• **Brief**: Find every line below with the string "Ship" and pick it out.

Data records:

* * * * * * * * *

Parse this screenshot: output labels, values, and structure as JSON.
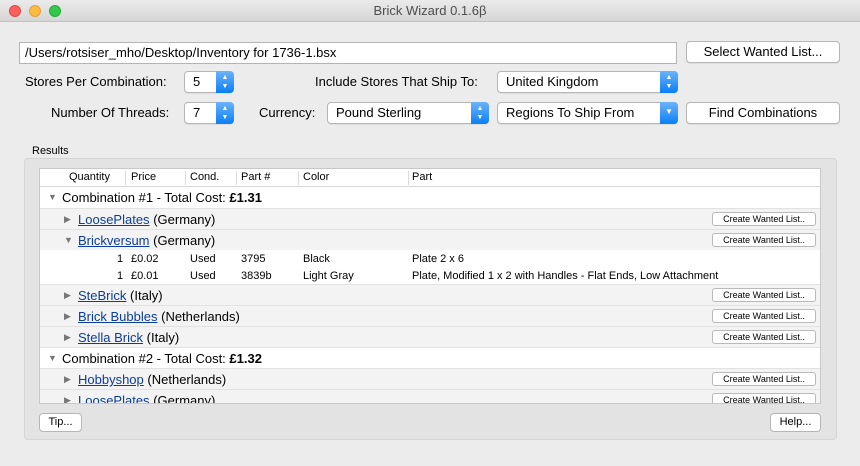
{
  "window": {
    "title": "Brick Wizard 0.1.6β"
  },
  "inventory_path": "/Users/rotsiser_mho/Desktop/Inventory for 1736-1.bsx",
  "buttons": {
    "select_wanted_list": "Select Wanted List...",
    "find_combinations": "Find Combinations",
    "tip": "Tip...",
    "help": "Help..."
  },
  "form": {
    "stores_per_combination_label": "Stores Per Combination:",
    "stores_per_combination_value": "5",
    "number_of_threads_label": "Number Of Threads:",
    "number_of_threads_value": "7",
    "include_stores_label": "Include Stores That Ship To:",
    "include_stores_value": "United Kingdom",
    "currency_label": "Currency:",
    "currency_value": "Pound Sterling",
    "regions_value": "Regions To Ship From"
  },
  "results": {
    "label": "Results",
    "columns": [
      "Quantity",
      "Price",
      "Cond.",
      "Part #",
      "Color",
      "Part"
    ],
    "create_wanted_list_label": "Create Wanted List..",
    "combination_1": {
      "title": "Combination #1 - Total Cost: ",
      "cost": "£1.31"
    },
    "combination_2": {
      "title": "Combination #2 - Total Cost: ",
      "cost": "£1.32"
    },
    "stores": [
      {
        "name": "LoosePlates",
        "country": "(Germany)"
      },
      {
        "name": "Brickversum",
        "country": "(Germany)"
      },
      {
        "name": "SteBrick",
        "country": "(Italy)"
      },
      {
        "name": "Brick Bubbles",
        "country": "(Netherlands)"
      },
      {
        "name": "Stella Brick",
        "country": "(Italy)"
      },
      {
        "name": "Hobbyshop",
        "country": "(Netherlands)"
      },
      {
        "name": "LoosePlates",
        "country": "(Germany)"
      }
    ],
    "parts": [
      {
        "quantity": "1",
        "price": "£0.02",
        "cond": "Used",
        "part_no": "3795",
        "color": "Black",
        "part": "Plate 2 x 6"
      },
      {
        "quantity": "1",
        "price": "£0.01",
        "cond": "Used",
        "part_no": "3839b",
        "color": "Light Gray",
        "part": "Plate, Modified 1 x 2 with Handles - Flat Ends, Low Attachment"
      }
    ]
  }
}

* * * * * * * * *

• **Solved exercise**:
    "include_stores_label": "Include Stores That Ship To:",
    "regions_value": "Regions To Ship From"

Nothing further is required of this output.